■ TASK REQUIREMENTS:
Copy every line of the data that includes the string "label".

Start of RAW DATA

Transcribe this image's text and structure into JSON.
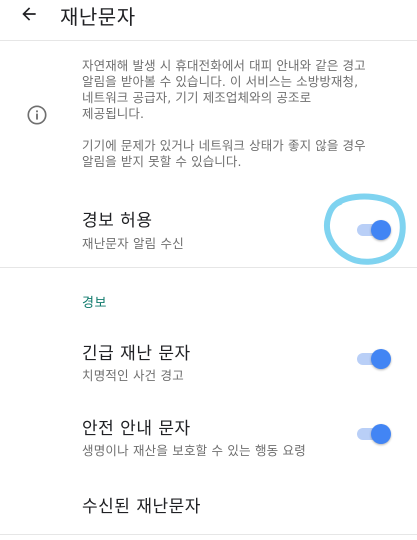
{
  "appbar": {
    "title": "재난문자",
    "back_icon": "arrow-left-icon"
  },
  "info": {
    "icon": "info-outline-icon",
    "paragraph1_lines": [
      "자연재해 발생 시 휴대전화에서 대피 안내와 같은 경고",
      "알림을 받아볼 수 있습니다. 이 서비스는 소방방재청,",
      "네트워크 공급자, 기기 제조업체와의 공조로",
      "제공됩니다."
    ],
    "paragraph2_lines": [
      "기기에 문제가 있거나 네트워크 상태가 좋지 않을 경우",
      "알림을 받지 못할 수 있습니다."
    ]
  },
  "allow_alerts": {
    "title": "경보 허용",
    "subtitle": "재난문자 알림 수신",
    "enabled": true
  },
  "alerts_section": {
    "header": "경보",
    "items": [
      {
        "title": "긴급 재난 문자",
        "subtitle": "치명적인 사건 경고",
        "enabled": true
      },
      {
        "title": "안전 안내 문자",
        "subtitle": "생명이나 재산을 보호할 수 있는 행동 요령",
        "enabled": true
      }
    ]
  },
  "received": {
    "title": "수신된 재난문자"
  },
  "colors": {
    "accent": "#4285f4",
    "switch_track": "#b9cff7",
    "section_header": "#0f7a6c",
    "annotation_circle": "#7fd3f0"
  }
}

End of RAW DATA
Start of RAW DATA

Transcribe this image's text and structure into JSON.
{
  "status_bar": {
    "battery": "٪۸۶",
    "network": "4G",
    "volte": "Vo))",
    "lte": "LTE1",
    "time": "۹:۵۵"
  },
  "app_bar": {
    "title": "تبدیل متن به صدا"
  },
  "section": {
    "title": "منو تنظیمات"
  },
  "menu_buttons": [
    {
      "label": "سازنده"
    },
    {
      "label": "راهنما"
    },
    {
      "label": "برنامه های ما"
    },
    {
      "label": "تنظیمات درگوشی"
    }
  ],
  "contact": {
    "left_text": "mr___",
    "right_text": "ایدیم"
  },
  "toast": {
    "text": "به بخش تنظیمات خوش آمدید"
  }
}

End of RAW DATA

■ SOLUTION FOR THIS EXERCISE:
      "label": "سازنده"
      "label": "راهنما"
      "label": "برنامه های ما"
      "label": "تنظیمات درگوشی"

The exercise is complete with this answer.